Powershell: Get SHA256 Thumbprint from vCenter server using Powershell Core. (NSX-T Compute Manager Registration related)

Summary:
Had a need to pull a target vCenter's SSL certificate and convert it's thumbprint to SHA256 format to register to NSX-T Manager using Powershell core.  Servicepoint was not available in Core.

Noticed also recently Lam updated his approach to take Core into account.  My approach is slightly different and my script will also return the certificate object back if you so choose rather than just the SHA256 value.  Anyway, I've tested in PS Core 6.0.4 and 6.1 on Ubuntu, CentOS, and MacOS and my function seems to work fine.  Let me know if you see otherwise.

GIST below:

Microsoft Word for Mac: Bullets not formatting properly.



Summary:
Hard to quite describe, but I was working with an existing word doc and modifying some bulleted lists.  Needless to say, I was having some trouble w/ my normal methods of simply deleting a bullet and if it moved text to bullet above, hit enter to move it down.

This was not working.  Among other things it would reformat it in ways that just weren't working.  Found it that it had to do w/ "Track Changes" being enabled AND what seems to be 'too many' changes before they were accepted.

Workarounds:
Accept all changes
or
Turn off "Track Changes"

Either one works, but I still wanted to track changes, so I left it on and simply accepted all changes.  After doing so, working with bulleted lists worked fine.  Seems like a bug that needs to be addressed.  I have been running Office Insider Fast Track, so that MAY be part of the problem, but leaving this here for reference.

MS Word for Mac version 16.16.3


Powershell: PowerNSX: Refusing to load module.


Summary:
"The PowerShell Core Beta has known issues that cause PowerNSX to fail.  Refusing to load module."
Basically, this happens when you upgrade powershell to 6.1.x.  It's related to a bad section of code in the module that checks for beta releases that should probably deprecated or taken out.

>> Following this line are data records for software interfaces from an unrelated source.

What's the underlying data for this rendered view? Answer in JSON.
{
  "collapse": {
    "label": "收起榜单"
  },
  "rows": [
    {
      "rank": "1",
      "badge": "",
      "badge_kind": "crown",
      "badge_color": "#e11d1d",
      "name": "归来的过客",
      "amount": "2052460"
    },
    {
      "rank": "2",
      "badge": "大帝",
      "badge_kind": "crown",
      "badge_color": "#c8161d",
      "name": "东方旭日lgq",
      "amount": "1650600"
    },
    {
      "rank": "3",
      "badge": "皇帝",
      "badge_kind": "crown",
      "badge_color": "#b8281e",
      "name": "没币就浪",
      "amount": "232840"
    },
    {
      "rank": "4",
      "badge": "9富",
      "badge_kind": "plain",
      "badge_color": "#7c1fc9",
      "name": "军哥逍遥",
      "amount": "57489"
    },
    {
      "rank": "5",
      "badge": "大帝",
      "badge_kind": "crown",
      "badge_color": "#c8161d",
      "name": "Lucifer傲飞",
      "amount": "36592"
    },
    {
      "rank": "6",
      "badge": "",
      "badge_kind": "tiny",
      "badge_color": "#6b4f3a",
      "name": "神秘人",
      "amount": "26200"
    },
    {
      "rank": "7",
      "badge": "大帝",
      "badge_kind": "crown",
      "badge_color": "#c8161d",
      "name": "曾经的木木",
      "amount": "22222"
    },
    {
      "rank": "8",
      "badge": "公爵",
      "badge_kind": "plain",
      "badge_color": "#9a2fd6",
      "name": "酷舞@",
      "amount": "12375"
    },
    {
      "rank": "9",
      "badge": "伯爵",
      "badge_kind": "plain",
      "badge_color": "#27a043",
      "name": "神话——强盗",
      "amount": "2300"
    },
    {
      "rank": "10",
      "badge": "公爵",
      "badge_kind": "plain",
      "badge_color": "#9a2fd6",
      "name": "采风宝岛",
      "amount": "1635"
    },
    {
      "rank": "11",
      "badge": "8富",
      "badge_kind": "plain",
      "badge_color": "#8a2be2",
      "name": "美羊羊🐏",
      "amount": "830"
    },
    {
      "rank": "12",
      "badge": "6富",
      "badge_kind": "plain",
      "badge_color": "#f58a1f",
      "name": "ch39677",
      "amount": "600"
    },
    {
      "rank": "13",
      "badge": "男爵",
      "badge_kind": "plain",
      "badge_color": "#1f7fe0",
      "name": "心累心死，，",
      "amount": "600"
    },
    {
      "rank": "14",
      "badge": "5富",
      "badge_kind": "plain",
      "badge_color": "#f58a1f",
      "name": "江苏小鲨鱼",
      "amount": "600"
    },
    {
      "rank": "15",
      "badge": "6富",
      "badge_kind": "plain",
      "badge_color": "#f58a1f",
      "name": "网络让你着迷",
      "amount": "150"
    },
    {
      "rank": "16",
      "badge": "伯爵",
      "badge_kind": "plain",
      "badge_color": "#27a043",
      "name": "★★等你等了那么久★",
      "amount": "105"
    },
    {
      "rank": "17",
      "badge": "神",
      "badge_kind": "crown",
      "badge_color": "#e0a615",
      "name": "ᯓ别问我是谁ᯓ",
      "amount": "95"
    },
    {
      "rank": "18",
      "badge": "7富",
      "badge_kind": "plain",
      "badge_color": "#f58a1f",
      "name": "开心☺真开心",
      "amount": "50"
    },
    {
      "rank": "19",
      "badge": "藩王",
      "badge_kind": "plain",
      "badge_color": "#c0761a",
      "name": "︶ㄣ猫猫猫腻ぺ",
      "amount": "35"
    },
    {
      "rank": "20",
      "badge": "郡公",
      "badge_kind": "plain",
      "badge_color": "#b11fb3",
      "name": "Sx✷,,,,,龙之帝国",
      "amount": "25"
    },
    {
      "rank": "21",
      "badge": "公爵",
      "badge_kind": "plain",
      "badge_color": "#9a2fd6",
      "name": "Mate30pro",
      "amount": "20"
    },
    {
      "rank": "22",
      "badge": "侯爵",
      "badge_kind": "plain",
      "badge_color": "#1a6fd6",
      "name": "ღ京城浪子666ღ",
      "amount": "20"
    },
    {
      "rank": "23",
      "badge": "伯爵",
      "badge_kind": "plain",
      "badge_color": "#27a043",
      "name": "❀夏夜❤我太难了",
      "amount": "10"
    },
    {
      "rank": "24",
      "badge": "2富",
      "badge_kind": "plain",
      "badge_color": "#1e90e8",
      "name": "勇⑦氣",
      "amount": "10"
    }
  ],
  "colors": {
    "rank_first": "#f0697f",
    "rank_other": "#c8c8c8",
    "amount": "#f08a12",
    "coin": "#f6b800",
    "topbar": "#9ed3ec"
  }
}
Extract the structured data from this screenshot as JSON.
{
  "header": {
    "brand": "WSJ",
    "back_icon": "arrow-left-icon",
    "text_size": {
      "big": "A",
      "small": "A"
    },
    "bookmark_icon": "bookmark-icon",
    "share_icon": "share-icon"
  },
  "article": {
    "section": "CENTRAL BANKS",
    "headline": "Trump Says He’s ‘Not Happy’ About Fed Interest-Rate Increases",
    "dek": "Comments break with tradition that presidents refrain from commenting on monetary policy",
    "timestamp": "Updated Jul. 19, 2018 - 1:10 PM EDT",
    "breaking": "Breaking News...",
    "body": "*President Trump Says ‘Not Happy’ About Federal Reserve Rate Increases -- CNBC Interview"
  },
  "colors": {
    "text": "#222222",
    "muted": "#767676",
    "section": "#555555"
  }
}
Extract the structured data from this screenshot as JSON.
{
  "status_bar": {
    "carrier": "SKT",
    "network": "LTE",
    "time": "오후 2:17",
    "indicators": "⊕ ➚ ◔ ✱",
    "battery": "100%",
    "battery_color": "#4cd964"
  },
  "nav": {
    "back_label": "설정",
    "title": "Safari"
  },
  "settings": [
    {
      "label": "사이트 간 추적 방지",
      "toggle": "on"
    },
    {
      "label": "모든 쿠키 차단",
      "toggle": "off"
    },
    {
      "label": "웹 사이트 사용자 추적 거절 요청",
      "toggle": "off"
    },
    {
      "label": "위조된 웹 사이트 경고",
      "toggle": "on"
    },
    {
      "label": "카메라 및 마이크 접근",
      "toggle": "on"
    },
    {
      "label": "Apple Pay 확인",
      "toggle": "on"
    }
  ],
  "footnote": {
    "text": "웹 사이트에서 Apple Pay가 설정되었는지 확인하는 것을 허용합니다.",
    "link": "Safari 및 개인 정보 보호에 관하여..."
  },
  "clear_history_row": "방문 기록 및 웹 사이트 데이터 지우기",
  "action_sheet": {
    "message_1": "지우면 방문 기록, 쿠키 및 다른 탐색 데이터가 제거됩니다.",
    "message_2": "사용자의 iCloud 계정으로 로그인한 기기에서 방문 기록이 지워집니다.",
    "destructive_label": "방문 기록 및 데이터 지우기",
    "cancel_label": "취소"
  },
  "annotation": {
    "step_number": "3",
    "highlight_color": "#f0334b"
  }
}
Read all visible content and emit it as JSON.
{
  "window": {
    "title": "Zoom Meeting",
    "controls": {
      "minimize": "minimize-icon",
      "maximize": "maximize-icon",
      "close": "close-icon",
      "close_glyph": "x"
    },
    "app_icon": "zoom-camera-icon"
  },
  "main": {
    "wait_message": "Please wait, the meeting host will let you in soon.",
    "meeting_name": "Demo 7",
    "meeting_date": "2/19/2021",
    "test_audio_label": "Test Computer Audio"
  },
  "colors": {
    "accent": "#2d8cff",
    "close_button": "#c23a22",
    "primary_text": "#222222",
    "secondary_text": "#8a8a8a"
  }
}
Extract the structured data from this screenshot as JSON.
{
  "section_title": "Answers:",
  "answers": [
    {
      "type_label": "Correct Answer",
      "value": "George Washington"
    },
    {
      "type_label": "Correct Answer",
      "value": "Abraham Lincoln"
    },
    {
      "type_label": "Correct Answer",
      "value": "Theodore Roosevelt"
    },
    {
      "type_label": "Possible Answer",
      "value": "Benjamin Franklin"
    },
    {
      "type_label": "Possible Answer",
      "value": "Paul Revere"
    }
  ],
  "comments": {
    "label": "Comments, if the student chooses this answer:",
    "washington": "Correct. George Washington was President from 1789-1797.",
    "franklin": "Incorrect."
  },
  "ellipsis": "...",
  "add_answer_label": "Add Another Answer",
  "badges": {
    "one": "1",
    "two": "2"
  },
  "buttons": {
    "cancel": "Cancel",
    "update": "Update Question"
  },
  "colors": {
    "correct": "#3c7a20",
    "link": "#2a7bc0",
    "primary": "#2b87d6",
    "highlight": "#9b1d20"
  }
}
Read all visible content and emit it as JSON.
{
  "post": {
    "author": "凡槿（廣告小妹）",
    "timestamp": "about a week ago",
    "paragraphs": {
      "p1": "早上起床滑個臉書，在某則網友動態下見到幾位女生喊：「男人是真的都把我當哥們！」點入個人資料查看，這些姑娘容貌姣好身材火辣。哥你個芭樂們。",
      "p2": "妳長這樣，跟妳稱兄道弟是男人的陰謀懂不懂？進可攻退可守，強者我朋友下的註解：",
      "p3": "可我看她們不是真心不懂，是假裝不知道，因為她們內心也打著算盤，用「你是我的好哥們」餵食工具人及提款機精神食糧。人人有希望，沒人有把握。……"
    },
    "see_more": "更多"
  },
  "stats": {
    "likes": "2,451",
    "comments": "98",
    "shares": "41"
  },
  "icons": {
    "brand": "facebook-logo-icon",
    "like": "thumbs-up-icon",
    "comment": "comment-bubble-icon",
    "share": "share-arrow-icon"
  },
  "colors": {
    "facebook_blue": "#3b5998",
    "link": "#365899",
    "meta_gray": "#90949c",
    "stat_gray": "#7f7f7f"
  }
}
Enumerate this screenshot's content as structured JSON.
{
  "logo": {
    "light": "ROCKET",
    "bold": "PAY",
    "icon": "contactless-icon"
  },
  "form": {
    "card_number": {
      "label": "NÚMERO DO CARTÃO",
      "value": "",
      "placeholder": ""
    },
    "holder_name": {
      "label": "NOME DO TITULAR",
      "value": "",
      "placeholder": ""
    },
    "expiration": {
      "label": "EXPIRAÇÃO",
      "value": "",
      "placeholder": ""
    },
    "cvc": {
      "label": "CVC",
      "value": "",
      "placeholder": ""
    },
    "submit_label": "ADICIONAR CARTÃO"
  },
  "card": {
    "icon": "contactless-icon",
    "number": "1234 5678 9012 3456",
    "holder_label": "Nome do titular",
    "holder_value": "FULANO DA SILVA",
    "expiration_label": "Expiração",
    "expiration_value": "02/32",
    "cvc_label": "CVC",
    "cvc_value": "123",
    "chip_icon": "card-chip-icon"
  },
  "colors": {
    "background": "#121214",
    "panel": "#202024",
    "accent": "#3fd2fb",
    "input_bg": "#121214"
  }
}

Workaround:
Modify line 82 to read as such:
if ( ( $script:PNsxPSTarget -eq "Core" ) -and ( $PSVersionTable.GitCommitId -notmatch '^v6.[\d].[\d]+$|6.[\d].[\d]+$') ) {

Or

Comment out line 82 through 90 to remove the check entirely.

Details:
The check appears to happen because the GitCommitId format may have changed from 6.0 to 6.1 where it was prepended with a v in 6.0 whereas in 6.1 it is not longer prepended.

Links:
https://github.com/vmware/powernsx/issues/557

PowerCLI: The SSL connection could not be established, see inner exception.




Summary:
Unable to connect to ESXi/vCenter server with Connect-VIserver cmdlet, get the following error:
"The SSL connection could not be established, see inner exception."

Be sure to "Set-PowerCLIConfiguration -InvalidCertificateAction:Ignore" if you plan to connect to an ESXi/vCenter that does not have trusted certificate.  Interestingly, something must've changed recently because the PowerCLI module actually would output a more descriptive message about setting your PowerCLIConfiguration.

This appears to be the case w/ Powershell Core 6.1.  I'm actually unsure when this behavior started happening and whether is module or powershell related.  Regardless, figured I'd post this since I was initially confused myself when running some things on another system.


Powershell: Making a RESTful API endpoint in powershell (kinda like python flask)

Summary:
While running scripts interactively and even on a scheduled basis is fine, I wanted to explore the possibility of making my scripts event-driven.  Take the vCheck Health Script for example.  Running that on a schedule is fine, but what if I wanted to run that on-demand?  Or other scripts in general?

The cool thing, you can do it all in Powershell Core!  Meaning, docker, linux, macOS, etc.  Basically, you can have this script run on OS startup (pre-populated with your endpoint configs/scripts) and you would have a Powershell driven REST-style API endpoint to run your scripts.

Here is the example, feel free to try it.  It'll do nothing of consequence on it's own.  I'll post later with a video on how to use it.